• Extracted entries:
※ ※ ※

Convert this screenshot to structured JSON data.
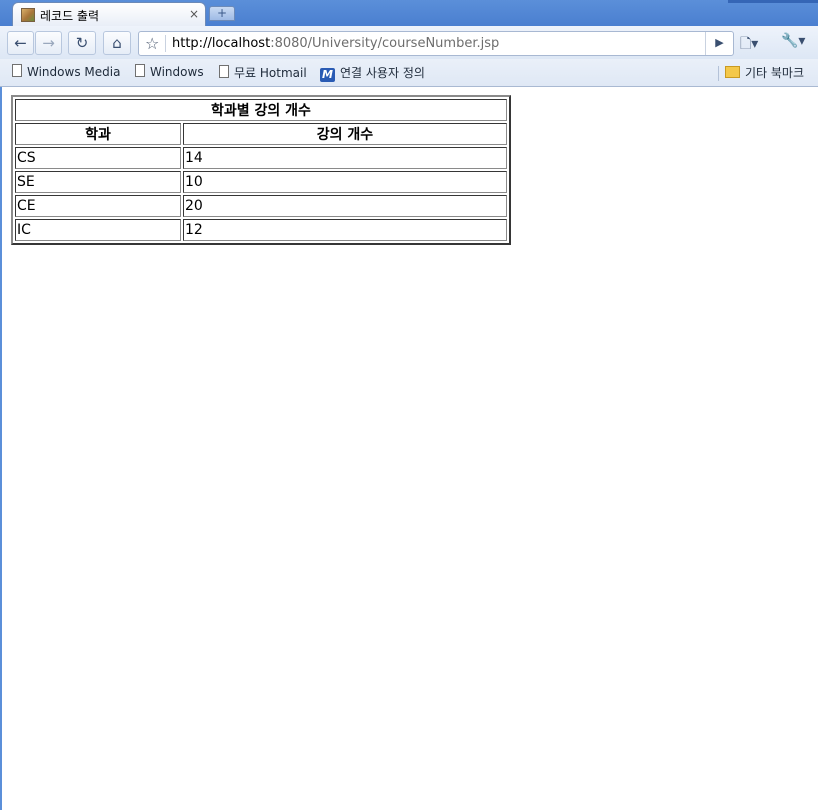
{
  "browser": {
    "tab": {
      "title": "레코드 출력",
      "close": "×"
    },
    "new_tab": "+",
    "url": {
      "scheme_host": "http://localhost",
      "rest": ":8080/University/courseNumber.jsp"
    },
    "bookmarks": [
      {
        "label": "Windows Media",
        "icon": "page-icon"
      },
      {
        "label": "Windows",
        "icon": "page-icon"
      },
      {
        "label": "무료 Hotmail",
        "icon": "page-icon"
      },
      {
        "label": "연결 사용자 정의",
        "icon": "msn-m-icon"
      }
    ],
    "other_bookmarks": "기타 북마크"
  },
  "page": {
    "table": {
      "caption": "학과별 강의 개수",
      "headers": [
        "학과",
        "강의 개수"
      ],
      "rows": [
        [
          "CS",
          "14"
        ],
        [
          "SE",
          "10"
        ],
        [
          "CE",
          "20"
        ],
        [
          "IC",
          "12"
        ]
      ]
    }
  }
}
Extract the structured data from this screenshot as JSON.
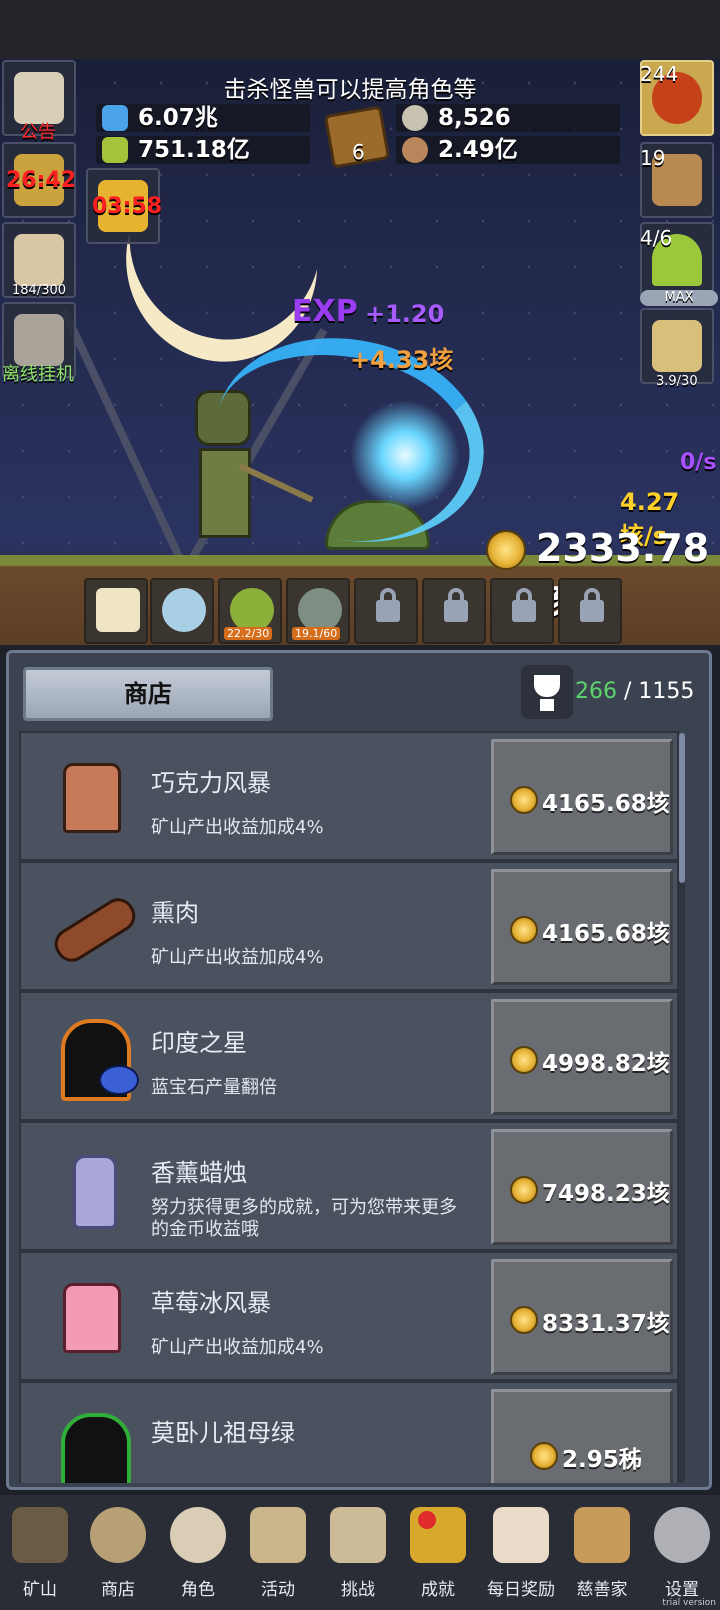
{
  "hud": {
    "hint": "击杀怪兽可以提高角色等",
    "resources": {
      "potion_blue": "6.07兆",
      "potion_green": "751.18亿",
      "silver": "8,526",
      "meat": "2.49亿",
      "book_count": "6"
    },
    "left_buttons": {
      "notice_label": "公告",
      "torch_timer": "26:42",
      "bucket_timer": "03:58",
      "drink_progress": "184/300",
      "offline_label": "离线挂机"
    },
    "right_buttons": {
      "potion_count": "244",
      "chest_count": "19",
      "slime_progress": "4/6",
      "slime_max": "MAX",
      "sword_progress": "3.9/30"
    },
    "floating": {
      "exp_label": "EXP",
      "exp_gain": "+1.20",
      "gold_gain": "+4.33垓"
    },
    "rates": {
      "rate1": "0/s",
      "rate2": "4.27垓/s"
    },
    "gold_total": "2333.78垓",
    "pets": [
      {
        "name": "candle-pet",
        "label": ""
      },
      {
        "name": "egg-pet",
        "label": ""
      },
      {
        "name": "slime-pet",
        "label": "22.2/30"
      },
      {
        "name": "zombie-pet",
        "label": "19.1/60"
      }
    ]
  },
  "shop": {
    "tab_label": "商店",
    "trophy_current": "266",
    "trophy_separator": " / ",
    "trophy_total": "1155",
    "items": [
      {
        "name": "巧克力风暴",
        "desc": "矿山产出收益加成4%",
        "price": "4165.68垓",
        "icon_color": "#c77a5a"
      },
      {
        "name": "熏肉",
        "desc": "矿山产出收益加成4%",
        "price": "4165.68垓",
        "icon_color": "#8e4a2a"
      },
      {
        "name": "印度之星",
        "desc": "蓝宝石产量翻倍",
        "price": "4998.82垓",
        "icon_color": "#e07a20"
      },
      {
        "name": "香薰蜡烛",
        "desc": "努力获得更多的成就，可为您带来更多的金币收益哦",
        "price": "7498.23垓",
        "icon_color": "#a9a6d8"
      },
      {
        "name": "草莓冰风暴",
        "desc": "矿山产出收益加成4%",
        "price": "8331.37垓",
        "icon_color": "#f39ab4"
      },
      {
        "name": "莫卧儿祖母绿",
        "desc": "",
        "price": "2.95秭",
        "icon_color": "#2fae3a"
      }
    ]
  },
  "nav": {
    "items": [
      {
        "label": "矿山",
        "icon": "lantern-icon",
        "color": "#6b5a44"
      },
      {
        "label": "商店",
        "icon": "ore-icon",
        "color": "#b7a076"
      },
      {
        "label": "角色",
        "icon": "skull-icon",
        "color": "#d9cdb5"
      },
      {
        "label": "活动",
        "icon": "scroll-icon",
        "color": "#cbb58a"
      },
      {
        "label": "挑战",
        "icon": "map-icon",
        "color": "#cdbb98"
      },
      {
        "label": "成就",
        "icon": "key-icon",
        "color": "#d7a82c"
      },
      {
        "label": "每日奖励",
        "icon": "letter-icon",
        "color": "#e9dbc7"
      },
      {
        "label": "慈善家",
        "icon": "bread-icon",
        "color": "#c89a5a"
      },
      {
        "label": "设置",
        "icon": "gear-icon",
        "color": "#aeb0b6"
      }
    ],
    "trial": "trial version"
  }
}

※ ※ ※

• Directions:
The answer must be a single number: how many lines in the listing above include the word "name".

• Exercise output:
10